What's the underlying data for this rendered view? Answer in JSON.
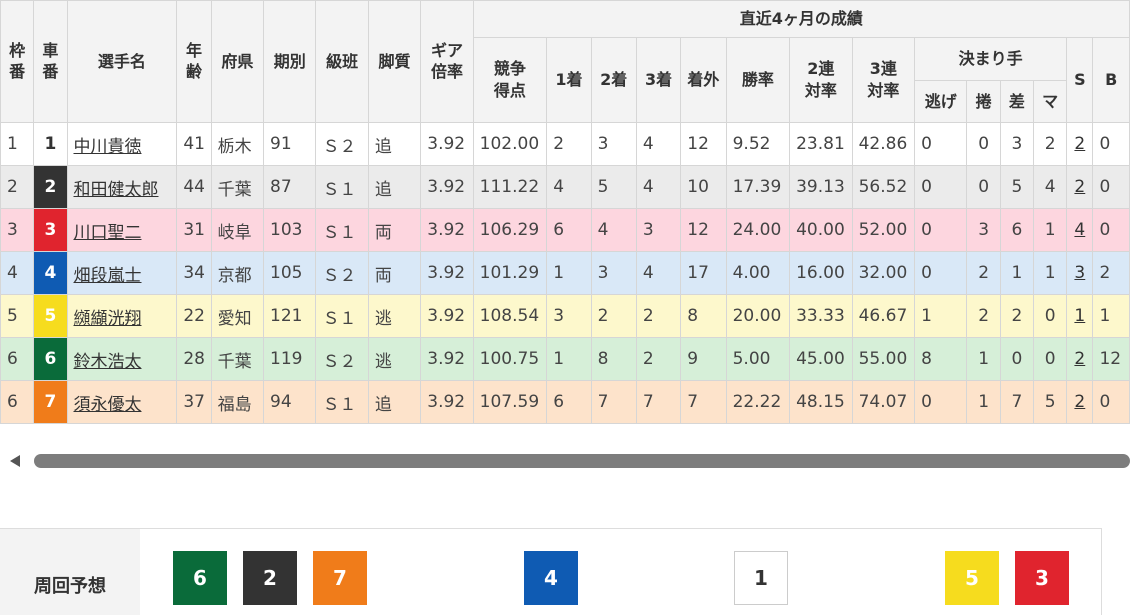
{
  "header": {
    "waku": "枠番",
    "sha": "車番",
    "name": "選手名",
    "age": "年齢",
    "pref": "府県",
    "term": "期別",
    "class": "級班",
    "style": "脚質",
    "gear": "ギア倍率",
    "recent": "直近4ヶ月の成績",
    "score": "競争得点",
    "first": "1着",
    "second": "2着",
    "third": "3着",
    "out": "着外",
    "win_rate": "勝率",
    "rate2": "2連対率",
    "rate3": "3連対率",
    "kimarite": "決まり手",
    "nige": "逃げ",
    "makuri": "捲",
    "sashi": "差",
    "ma": "マ",
    "s": "S",
    "b": "B"
  },
  "rows": [
    {
      "waku": "1",
      "car": "1",
      "name": "中川貴徳",
      "age": "41",
      "pref": "栃木",
      "term": "91",
      "class": "Ｓ２",
      "style": "追",
      "gear": "3.92",
      "score": "102.00",
      "p1": "2",
      "p2": "3",
      "p3": "4",
      "out": "12",
      "win": "9.52",
      "r2": "23.81",
      "r3": "42.86",
      "nige": "0",
      "makuri": "0",
      "sashi": "3",
      "ma": "2",
      "s": "2",
      "b": "0",
      "car_bg": "#ffffff",
      "car_fg": "#333333"
    },
    {
      "waku": "2",
      "car": "2",
      "name": "和田健太郎",
      "age": "44",
      "pref": "千葉",
      "term": "87",
      "class": "Ｓ１",
      "style": "追",
      "gear": "3.92",
      "score": "111.22",
      "p1": "4",
      "p2": "5",
      "p3": "4",
      "out": "10",
      "win": "17.39",
      "r2": "39.13",
      "r3": "56.52",
      "nige": "0",
      "makuri": "0",
      "sashi": "5",
      "ma": "4",
      "s": "2",
      "b": "0",
      "car_bg": "#333333",
      "car_fg": "#ffffff"
    },
    {
      "waku": "3",
      "car": "3",
      "name": "川口聖二",
      "age": "31",
      "pref": "岐阜",
      "term": "103",
      "class": "Ｓ１",
      "style": "両",
      "gear": "3.92",
      "score": "106.29",
      "p1": "6",
      "p2": "4",
      "p3": "3",
      "out": "12",
      "win": "24.00",
      "r2": "40.00",
      "r3": "52.00",
      "nige": "0",
      "makuri": "3",
      "sashi": "6",
      "ma": "1",
      "s": "4",
      "b": "0",
      "car_bg": "#e0242e",
      "car_fg": "#ffffff"
    },
    {
      "waku": "4",
      "car": "4",
      "name": "畑段嵐士",
      "age": "34",
      "pref": "京都",
      "term": "105",
      "class": "Ｓ２",
      "style": "両",
      "gear": "3.92",
      "score": "101.29",
      "p1": "1",
      "p2": "3",
      "p3": "4",
      "out": "17",
      "win": "4.00",
      "r2": "16.00",
      "r3": "32.00",
      "nige": "0",
      "makuri": "2",
      "sashi": "1",
      "ma": "1",
      "s": "3",
      "b": "2",
      "car_bg": "#0f5bb3",
      "car_fg": "#ffffff"
    },
    {
      "waku": "5",
      "car": "5",
      "name": "纐纈洸翔",
      "age": "22",
      "pref": "愛知",
      "term": "121",
      "class": "Ｓ１",
      "style": "逃",
      "gear": "3.92",
      "score": "108.54",
      "p1": "3",
      "p2": "2",
      "p3": "2",
      "out": "8",
      "win": "20.00",
      "r2": "33.33",
      "r3": "46.67",
      "nige": "1",
      "makuri": "2",
      "sashi": "2",
      "ma": "0",
      "s": "1",
      "b": "1",
      "car_bg": "#f6dc1e",
      "car_fg": "#ffffff"
    },
    {
      "waku": "6",
      "car": "6",
      "name": "鈴木浩太",
      "age": "28",
      "pref": "千葉",
      "term": "119",
      "class": "Ｓ２",
      "style": "逃",
      "gear": "3.92",
      "score": "100.75",
      "p1": "1",
      "p2": "8",
      "p3": "2",
      "out": "9",
      "win": "5.00",
      "r2": "45.00",
      "r3": "55.00",
      "nige": "8",
      "makuri": "1",
      "sashi": "0",
      "ma": "0",
      "s": "2",
      "b": "12",
      "car_bg": "#0a6b3a",
      "car_fg": "#ffffff"
    },
    {
      "waku": "6",
      "car": "7",
      "name": "須永優太",
      "age": "37",
      "pref": "福島",
      "term": "94",
      "class": "Ｓ１",
      "style": "追",
      "gear": "3.92",
      "score": "107.59",
      "p1": "6",
      "p2": "7",
      "p3": "7",
      "out": "7",
      "win": "22.22",
      "r2": "48.15",
      "r3": "74.07",
      "nige": "0",
      "makuri": "1",
      "sashi": "7",
      "ma": "5",
      "s": "2",
      "b": "0",
      "car_bg": "#f07c1a",
      "car_fg": "#ffffff"
    }
  ],
  "prediction": {
    "label": "周回予想",
    "boxes": [
      {
        "num": "6",
        "bg": "#0a6b3a",
        "fg": "#ffffff"
      },
      {
        "num": "2",
        "bg": "#333333",
        "fg": "#ffffff"
      },
      {
        "num": "7",
        "bg": "#f07c1a",
        "fg": "#ffffff"
      },
      {
        "num": "4",
        "bg": "#0f5bb3",
        "fg": "#ffffff"
      },
      {
        "num": "1",
        "bg": "#ffffff",
        "fg": "#333333"
      },
      {
        "num": "5",
        "bg": "#f6dc1e",
        "fg": "#ffffff"
      },
      {
        "num": "3",
        "bg": "#e0242e",
        "fg": "#ffffff"
      }
    ]
  }
}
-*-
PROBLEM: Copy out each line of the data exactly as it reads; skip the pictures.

TASK OUTPUT:
What's the underlying data for this rendered view? Answer in JSON.
{
  "header": {
    "waku": "枠番",
    "sha": "車番",
    "name": "選手名",
    "age": "年齢",
    "pref": "府県",
    "term": "期別",
    "class": "級班",
    "style": "脚質",
    "gear": "ギア倍率",
    "recent": "直近4ヶ月の成績",
    "score": "競争得点",
    "first": "1着",
    "second": "2着",
    "third": "3着",
    "out": "着外",
    "win_rate": "勝率",
    "rate2": "2連対率",
    "rate3": "3連対率",
    "kimarite": "決まり手",
    "nige": "逃げ",
    "makuri": "捲",
    "sashi": "差",
    "ma": "マ",
    "s": "S",
    "b": "B"
  },
  "rows": [
    {
      "waku": "1",
      "car": "1",
      "name": "中川貴徳",
      "age": "41",
      "pref": "栃木",
      "term": "91",
      "class": "Ｓ２",
      "style": "追",
      "gear": "3.92",
      "score": "102.00",
      "p1": "2",
      "p2": "3",
      "p3": "4",
      "out": "12",
      "win": "9.52",
      "r2": "23.81",
      "r3": "42.86",
      "nige": "0",
      "makuri": "0",
      "sashi": "3",
      "ma": "2",
      "s": "2",
      "b": "0",
      "car_bg": "#ffffff",
      "car_fg": "#333333"
    },
    {
      "waku": "2",
      "car": "2",
      "name": "和田健太郎",
      "age": "44",
      "pref": "千葉",
      "term": "87",
      "class": "Ｓ１",
      "style": "追",
      "gear": "3.92",
      "score": "111.22",
      "p1": "4",
      "p2": "5",
      "p3": "4",
      "out": "10",
      "win": "17.39",
      "r2": "39.13",
      "r3": "56.52",
      "nige": "0",
      "makuri": "0",
      "sashi": "5",
      "ma": "4",
      "s": "2",
      "b": "0",
      "car_bg": "#333333",
      "car_fg": "#ffffff"
    },
    {
      "waku": "3",
      "car": "3",
      "name": "川口聖二",
      "age": "31",
      "pref": "岐阜",
      "term": "103",
      "class": "Ｓ１",
      "style": "両",
      "gear": "3.92",
      "score": "106.29",
      "p1": "6",
      "p2": "4",
      "p3": "3",
      "out": "12",
      "win": "24.00",
      "r2": "40.00",
      "r3": "52.00",
      "nige": "0",
      "makuri": "3",
      "sashi": "6",
      "ma": "1",
      "s": "4",
      "b": "0",
      "car_bg": "#e0242e",
      "car_fg": "#ffffff"
    },
    {
      "waku": "4",
      "car": "4",
      "name": "畑段嵐士",
      "age": "34",
      "pref": "京都",
      "term": "105",
      "class": "Ｓ２",
      "style": "両",
      "gear": "3.92",
      "score": "101.29",
      "p1": "1",
      "p2": "3",
      "p3": "4",
      "out": "17",
      "win": "4.00",
      "r2": "16.00",
      "r3": "32.00",
      "nige": "0",
      "makuri": "2",
      "sashi": "1",
      "ma": "1",
      "s": "3",
      "b": "2",
      "car_bg": "#0f5bb3",
      "car_fg": "#ffffff"
    },
    {
      "waku": "5",
      "car": "5",
      "name": "纐纈洸翔",
      "age": "22",
      "pref": "愛知",
      "term": "121",
      "class": "Ｓ１",
      "style": "逃",
      "gear": "3.92",
      "score": "108.54",
      "p1": "3",
      "p2": "2",
      "p3": "2",
      "out": "8",
      "win": "20.00",
      "r2": "33.33",
      "r3": "46.67",
      "nige": "1",
      "makuri": "2",
      "sashi": "2",
      "ma": "0",
      "s": "1",
      "b": "1",
      "car_bg": "#f6dc1e",
      "car_fg": "#ffffff"
    },
    {
      "waku": "6",
      "car": "6",
      "name": "鈴木浩太",
      "age": "28",
      "pref": "千葉",
      "term": "119",
      "class": "Ｓ２",
      "style": "逃",
      "gear": "3.92",
      "score": "100.75",
      "p1": "1",
      "p2": "8",
      "p3": "2",
      "out": "9",
      "win": "5.00",
      "r2": "45.00",
      "r3": "55.00",
      "nige": "8",
      "makuri": "1",
      "sashi": "0",
      "ma": "0",
      "s": "2",
      "b": "12",
      "car_bg": "#0a6b3a",
      "car_fg": "#ffffff"
    },
    {
      "waku": "6",
      "car": "7",
      "name": "須永優太",
      "age": "37",
      "pref": "福島",
      "term": "94",
      "class": "Ｓ１",
      "style": "追",
      "gear": "3.92",
      "score": "107.59",
      "p1": "6",
      "p2": "7",
      "p3": "7",
      "out": "7",
      "win": "22.22",
      "r2": "48.15",
      "r3": "74.07",
      "nige": "0",
      "makuri": "1",
      "sashi": "7",
      "ma": "5",
      "s": "2",
      "b": "0",
      "car_bg": "#f07c1a",
      "car_fg": "#ffffff"
    }
  ],
  "prediction": {
    "label": "周回予想",
    "boxes": [
      {
        "num": "6",
        "bg": "#0a6b3a",
        "fg": "#ffffff"
      },
      {
        "num": "2",
        "bg": "#333333",
        "fg": "#ffffff"
      },
      {
        "num": "7",
        "bg": "#f07c1a",
        "fg": "#ffffff"
      },
      {
        "num": "4",
        "bg": "#0f5bb3",
        "fg": "#ffffff"
      },
      {
        "num": "1",
        "bg": "#ffffff",
        "fg": "#333333"
      },
      {
        "num": "5",
        "bg": "#f6dc1e",
        "fg": "#ffffff"
      },
      {
        "num": "3",
        "bg": "#e0242e",
        "fg": "#ffffff"
      }
    ]
  }
}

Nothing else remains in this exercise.